• [Prompt]:
Go through the data and copy each line that holds "tête".

• [Data for review]:
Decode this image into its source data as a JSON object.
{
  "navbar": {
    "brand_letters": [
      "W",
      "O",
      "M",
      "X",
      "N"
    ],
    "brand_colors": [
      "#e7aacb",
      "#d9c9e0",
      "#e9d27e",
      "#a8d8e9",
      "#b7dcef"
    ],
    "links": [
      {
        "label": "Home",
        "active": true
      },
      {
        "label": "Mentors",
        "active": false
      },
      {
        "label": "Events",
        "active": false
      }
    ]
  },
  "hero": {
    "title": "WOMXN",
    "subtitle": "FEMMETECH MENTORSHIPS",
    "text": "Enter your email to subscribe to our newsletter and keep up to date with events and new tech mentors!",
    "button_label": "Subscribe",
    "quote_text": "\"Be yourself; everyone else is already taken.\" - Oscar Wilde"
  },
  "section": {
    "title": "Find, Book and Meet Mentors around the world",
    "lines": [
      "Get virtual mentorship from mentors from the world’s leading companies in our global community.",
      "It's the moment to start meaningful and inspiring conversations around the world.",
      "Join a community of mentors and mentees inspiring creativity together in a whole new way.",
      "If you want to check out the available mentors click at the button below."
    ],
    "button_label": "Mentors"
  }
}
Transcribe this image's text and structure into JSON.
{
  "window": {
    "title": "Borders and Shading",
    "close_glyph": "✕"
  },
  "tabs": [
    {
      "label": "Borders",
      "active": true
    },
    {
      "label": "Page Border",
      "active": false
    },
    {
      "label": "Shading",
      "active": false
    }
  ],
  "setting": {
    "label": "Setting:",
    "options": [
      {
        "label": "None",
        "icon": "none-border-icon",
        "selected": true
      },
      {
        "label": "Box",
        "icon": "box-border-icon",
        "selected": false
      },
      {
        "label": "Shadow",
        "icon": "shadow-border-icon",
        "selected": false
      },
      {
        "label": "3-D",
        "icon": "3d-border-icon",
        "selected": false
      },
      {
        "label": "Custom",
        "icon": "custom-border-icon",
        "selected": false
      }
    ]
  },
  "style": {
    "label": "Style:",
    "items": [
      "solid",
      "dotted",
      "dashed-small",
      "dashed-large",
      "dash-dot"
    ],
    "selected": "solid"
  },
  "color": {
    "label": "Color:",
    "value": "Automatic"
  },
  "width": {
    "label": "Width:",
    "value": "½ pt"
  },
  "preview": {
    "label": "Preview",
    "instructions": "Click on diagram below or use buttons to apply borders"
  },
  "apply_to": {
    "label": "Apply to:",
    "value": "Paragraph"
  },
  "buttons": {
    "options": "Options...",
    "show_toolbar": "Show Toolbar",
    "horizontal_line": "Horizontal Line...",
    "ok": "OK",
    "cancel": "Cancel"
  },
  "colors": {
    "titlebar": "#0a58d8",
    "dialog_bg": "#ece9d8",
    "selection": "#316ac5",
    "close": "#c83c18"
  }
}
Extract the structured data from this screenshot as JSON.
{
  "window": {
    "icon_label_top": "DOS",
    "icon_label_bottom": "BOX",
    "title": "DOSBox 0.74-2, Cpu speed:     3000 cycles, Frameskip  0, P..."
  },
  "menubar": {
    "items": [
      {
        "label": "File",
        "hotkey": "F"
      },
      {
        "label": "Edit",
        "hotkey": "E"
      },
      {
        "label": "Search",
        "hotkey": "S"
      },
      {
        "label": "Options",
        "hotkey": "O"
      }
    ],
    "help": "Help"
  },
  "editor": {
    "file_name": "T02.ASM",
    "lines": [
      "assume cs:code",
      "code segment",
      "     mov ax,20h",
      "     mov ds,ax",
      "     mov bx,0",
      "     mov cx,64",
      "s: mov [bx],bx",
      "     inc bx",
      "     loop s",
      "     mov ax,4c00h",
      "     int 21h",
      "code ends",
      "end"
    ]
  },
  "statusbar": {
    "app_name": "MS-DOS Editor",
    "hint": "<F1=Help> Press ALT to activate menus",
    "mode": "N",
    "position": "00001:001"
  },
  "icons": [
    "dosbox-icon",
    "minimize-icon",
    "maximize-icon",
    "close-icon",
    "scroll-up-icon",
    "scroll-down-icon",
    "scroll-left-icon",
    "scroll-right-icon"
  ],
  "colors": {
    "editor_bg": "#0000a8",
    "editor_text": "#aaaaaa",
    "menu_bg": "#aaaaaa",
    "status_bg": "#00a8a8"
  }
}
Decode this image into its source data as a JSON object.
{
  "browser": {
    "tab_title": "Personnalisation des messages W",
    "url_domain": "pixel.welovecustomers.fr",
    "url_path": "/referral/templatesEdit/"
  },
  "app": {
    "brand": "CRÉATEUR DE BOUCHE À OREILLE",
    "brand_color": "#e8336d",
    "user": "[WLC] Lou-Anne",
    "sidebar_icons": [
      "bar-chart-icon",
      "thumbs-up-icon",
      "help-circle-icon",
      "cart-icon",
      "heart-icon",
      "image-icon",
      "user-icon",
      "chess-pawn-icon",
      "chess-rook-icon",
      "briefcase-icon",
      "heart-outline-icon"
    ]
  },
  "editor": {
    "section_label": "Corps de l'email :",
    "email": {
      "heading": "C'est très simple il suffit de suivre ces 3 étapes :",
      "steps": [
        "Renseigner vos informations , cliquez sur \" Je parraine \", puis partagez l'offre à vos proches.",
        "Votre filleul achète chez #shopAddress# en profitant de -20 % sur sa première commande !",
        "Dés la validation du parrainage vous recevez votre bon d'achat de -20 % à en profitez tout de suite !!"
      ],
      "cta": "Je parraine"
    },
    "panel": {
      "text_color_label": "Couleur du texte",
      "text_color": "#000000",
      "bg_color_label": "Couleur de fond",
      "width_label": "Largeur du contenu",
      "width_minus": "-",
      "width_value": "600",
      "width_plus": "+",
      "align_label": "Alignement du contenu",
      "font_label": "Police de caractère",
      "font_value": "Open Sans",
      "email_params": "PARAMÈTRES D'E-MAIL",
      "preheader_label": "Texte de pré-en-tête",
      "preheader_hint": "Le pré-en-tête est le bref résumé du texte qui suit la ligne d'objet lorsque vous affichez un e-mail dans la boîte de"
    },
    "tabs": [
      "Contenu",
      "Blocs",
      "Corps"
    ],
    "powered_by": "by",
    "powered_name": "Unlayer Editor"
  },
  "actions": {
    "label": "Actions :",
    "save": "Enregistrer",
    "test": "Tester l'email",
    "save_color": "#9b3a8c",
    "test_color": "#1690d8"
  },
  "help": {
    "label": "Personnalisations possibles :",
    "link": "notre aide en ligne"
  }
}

• [Task solution]:
      "preheader_label": "Texte de pré-en-tête",
      "preheader_hint": "Le pré-en-tête est le bref résumé du texte qui suit la ligne d'objet lorsque vous affichez un e-mail dans la boîte de"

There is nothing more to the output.